Task directions: Return a copy of every line in the records that includes the word "true".

Data to use:
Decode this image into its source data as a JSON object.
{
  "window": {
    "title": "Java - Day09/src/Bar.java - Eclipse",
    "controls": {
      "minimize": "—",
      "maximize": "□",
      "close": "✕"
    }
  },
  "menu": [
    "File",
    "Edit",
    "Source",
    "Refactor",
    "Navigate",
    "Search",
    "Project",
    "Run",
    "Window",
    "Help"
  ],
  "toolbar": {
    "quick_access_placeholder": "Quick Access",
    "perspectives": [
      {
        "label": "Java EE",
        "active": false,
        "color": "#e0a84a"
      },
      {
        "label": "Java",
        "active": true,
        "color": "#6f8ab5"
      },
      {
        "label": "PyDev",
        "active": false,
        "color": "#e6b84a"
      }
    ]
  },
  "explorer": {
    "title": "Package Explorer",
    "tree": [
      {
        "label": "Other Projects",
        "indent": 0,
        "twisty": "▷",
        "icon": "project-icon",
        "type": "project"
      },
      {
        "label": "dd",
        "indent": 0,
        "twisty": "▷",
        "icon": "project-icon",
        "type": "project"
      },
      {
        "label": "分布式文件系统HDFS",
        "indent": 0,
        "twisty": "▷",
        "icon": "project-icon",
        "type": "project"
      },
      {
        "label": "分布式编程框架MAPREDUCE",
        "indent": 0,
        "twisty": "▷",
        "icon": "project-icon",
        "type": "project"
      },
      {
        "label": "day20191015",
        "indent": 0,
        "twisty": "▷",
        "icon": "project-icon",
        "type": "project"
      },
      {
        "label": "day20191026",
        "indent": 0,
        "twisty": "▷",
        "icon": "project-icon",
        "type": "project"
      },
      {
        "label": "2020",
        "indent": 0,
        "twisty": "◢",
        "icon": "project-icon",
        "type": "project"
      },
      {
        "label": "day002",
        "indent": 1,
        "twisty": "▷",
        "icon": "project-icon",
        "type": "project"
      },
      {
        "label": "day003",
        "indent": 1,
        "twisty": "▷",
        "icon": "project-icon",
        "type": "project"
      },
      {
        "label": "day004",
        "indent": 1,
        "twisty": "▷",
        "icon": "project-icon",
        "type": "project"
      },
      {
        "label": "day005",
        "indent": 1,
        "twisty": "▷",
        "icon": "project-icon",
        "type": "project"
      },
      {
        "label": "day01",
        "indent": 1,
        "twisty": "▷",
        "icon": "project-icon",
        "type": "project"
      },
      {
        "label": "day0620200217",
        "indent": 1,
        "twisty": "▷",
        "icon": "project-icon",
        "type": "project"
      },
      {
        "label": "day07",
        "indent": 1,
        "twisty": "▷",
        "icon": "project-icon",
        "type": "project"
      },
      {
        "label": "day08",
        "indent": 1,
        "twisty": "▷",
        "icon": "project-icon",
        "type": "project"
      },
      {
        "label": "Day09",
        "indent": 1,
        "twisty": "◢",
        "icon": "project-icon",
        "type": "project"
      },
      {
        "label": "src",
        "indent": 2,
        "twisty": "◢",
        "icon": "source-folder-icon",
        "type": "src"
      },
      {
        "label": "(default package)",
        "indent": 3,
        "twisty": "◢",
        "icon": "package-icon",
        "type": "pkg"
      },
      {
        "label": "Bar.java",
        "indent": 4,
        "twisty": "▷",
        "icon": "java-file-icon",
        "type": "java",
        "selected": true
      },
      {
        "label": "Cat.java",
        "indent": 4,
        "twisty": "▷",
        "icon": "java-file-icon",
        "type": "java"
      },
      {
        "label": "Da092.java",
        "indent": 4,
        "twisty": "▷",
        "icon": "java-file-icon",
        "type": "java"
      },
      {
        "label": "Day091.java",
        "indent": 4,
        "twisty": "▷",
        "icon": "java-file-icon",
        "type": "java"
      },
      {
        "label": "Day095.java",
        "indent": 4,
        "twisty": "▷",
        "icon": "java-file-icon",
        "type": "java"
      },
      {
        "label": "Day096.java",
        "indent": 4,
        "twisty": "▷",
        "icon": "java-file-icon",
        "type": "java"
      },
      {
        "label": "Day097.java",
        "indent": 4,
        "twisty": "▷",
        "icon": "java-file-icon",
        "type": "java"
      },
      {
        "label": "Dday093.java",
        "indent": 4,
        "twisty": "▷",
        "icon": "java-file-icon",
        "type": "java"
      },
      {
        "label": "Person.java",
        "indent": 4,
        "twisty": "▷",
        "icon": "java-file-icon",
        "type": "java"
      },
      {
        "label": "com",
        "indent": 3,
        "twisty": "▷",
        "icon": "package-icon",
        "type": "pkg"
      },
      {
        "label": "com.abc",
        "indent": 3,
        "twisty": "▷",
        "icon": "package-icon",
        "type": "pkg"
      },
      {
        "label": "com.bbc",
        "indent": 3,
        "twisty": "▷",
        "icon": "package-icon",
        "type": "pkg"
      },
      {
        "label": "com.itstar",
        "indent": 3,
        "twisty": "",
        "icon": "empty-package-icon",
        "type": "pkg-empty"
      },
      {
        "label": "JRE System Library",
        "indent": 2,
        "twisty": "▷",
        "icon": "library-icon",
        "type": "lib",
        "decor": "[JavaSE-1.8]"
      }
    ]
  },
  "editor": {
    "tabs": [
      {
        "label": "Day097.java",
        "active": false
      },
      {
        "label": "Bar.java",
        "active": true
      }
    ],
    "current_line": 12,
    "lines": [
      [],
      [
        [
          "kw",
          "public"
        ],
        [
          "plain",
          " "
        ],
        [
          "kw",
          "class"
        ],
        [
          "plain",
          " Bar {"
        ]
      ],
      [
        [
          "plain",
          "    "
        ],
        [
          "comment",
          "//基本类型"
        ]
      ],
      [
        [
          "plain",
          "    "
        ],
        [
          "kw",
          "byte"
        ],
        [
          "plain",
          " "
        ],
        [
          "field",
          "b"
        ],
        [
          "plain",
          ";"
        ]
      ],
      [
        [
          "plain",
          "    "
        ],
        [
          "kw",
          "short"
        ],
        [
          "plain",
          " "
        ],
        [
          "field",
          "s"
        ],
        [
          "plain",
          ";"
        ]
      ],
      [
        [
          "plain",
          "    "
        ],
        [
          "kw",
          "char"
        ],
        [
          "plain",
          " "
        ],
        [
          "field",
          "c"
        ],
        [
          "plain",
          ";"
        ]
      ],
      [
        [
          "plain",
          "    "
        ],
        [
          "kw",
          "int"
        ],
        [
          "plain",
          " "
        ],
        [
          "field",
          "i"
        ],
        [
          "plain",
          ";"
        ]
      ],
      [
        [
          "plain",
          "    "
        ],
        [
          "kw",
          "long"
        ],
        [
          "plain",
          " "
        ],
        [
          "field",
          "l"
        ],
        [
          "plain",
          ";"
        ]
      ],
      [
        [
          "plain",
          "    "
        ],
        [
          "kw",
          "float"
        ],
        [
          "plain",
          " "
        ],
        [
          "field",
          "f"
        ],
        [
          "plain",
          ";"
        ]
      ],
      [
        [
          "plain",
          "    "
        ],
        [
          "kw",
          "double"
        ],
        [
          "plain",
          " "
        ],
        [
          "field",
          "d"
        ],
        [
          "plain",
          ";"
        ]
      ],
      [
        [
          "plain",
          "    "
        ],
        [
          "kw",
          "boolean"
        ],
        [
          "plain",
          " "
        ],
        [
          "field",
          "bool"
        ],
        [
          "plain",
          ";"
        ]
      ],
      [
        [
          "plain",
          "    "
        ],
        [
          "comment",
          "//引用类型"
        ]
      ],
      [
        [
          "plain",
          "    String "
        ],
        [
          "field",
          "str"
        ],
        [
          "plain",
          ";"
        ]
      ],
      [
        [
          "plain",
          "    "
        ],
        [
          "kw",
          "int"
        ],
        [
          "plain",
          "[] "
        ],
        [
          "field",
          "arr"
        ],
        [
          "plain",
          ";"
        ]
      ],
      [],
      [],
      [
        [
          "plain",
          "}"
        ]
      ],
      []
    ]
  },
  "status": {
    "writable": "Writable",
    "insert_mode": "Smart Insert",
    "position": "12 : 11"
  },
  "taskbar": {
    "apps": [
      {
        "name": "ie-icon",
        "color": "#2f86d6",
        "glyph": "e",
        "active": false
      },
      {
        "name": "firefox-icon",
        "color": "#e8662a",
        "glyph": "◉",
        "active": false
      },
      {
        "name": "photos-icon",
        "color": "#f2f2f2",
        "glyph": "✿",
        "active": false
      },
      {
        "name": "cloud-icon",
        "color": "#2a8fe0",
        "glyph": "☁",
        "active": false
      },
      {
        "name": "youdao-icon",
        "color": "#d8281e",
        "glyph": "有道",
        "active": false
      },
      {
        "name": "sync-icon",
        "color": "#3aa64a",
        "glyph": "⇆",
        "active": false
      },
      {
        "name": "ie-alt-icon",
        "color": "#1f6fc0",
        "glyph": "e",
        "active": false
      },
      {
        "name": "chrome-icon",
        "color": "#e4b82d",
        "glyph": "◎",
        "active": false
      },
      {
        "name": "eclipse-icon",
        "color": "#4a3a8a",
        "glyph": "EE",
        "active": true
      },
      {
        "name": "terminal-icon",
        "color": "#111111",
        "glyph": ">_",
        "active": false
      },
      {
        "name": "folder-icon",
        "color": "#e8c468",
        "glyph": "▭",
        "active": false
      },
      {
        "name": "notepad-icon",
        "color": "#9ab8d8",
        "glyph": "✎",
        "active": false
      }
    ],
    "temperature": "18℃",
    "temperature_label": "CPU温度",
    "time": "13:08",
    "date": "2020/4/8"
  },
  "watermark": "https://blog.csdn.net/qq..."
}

Response below:
        "active": true,
        "selected": true
        "active": true
        "active": true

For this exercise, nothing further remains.